What is a Will?
A will leaves instructions to be carried out after you are gone. Usually, these instructions involve which people or charities should receive your property. In California, you can also use your will to name an executor to carry out the will’s instructions, a guardian for your underage children, and the beneficiaries who will receive your personal property, financial assets and real estate once you are gone. If your assets are listed only within a will, they will be subject to probate upon your death. Probate is a court-supervised process for transferring assets to the beneficiaries listed in one’s will, and usually takes some time and money to complete.
What is a living trust?
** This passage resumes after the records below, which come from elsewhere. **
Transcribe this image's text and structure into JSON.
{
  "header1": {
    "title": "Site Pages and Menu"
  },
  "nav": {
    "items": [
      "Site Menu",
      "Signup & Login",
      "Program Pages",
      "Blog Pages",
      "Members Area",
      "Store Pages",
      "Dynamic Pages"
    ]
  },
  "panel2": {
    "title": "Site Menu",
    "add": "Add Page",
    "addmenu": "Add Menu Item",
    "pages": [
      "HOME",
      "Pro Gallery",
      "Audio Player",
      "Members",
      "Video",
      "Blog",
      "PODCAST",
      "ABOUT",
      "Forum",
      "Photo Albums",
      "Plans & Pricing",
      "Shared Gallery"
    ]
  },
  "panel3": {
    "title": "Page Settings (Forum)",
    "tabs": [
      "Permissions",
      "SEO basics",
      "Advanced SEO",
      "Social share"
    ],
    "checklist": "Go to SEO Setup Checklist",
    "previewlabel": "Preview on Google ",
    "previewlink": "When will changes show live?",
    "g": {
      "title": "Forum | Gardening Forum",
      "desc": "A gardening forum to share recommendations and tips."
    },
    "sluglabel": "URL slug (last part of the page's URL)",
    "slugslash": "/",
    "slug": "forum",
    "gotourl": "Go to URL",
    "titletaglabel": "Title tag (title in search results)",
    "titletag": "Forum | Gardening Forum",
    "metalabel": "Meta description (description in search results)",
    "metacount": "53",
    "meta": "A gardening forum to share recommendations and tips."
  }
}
A living trust is a written legal document that partially substitutes for a will. With a living trust, your assets (home, bank accounts, stocks, possessions, etc.) are put into the trust before your death, administered for your benefit during your lifetime, and then transferred to your beneficiaries when you die. Living trusts provide a way to pass property to the trust’s beneficiaries when you die without the need for a will or the probate process.
Combining a Will and Living Trust
California law allows for both a will and a living trust to work together. One benefit of using both is that the will allows you to xname your executor and a guardian, but the trust allows you to pass your property directly to your beneficiaries without going through probate. One situation in which combining a will and living trust may be helpful is when you have young children. In this case, the will names the children’s guardian, while the trust provides funds for the children’s care or for future expenses, like a college education.
The disadvantages of a living trust
While the probate process involves direct court supervision of an executor, a living trust is not under direct court supervision. So it is entirely possible for a trustee not to act within your best interest or in the interests of your beneficiaries once you are gone. In addition, the cost of preparing a living trust could be higher than the cost of preparing a will. Also, keep in mind that a living trust creates additional paperwork and complexity for the living trust maker.
In many respects, a living trust and a will accomplish similar objectives. A trust, however, may provide your estate with greater advantages than a will alone. Whether or not a living trust is better for you than a will may depend on whether the additional advantages are worth the cost. Your estate plan should be prepared in a way that best meets the needs of you and your family.
Contact the Pasadena living trusts experts at The Law Offices of Christopher B Johnson today to learn more about wills and living trusts for your estate.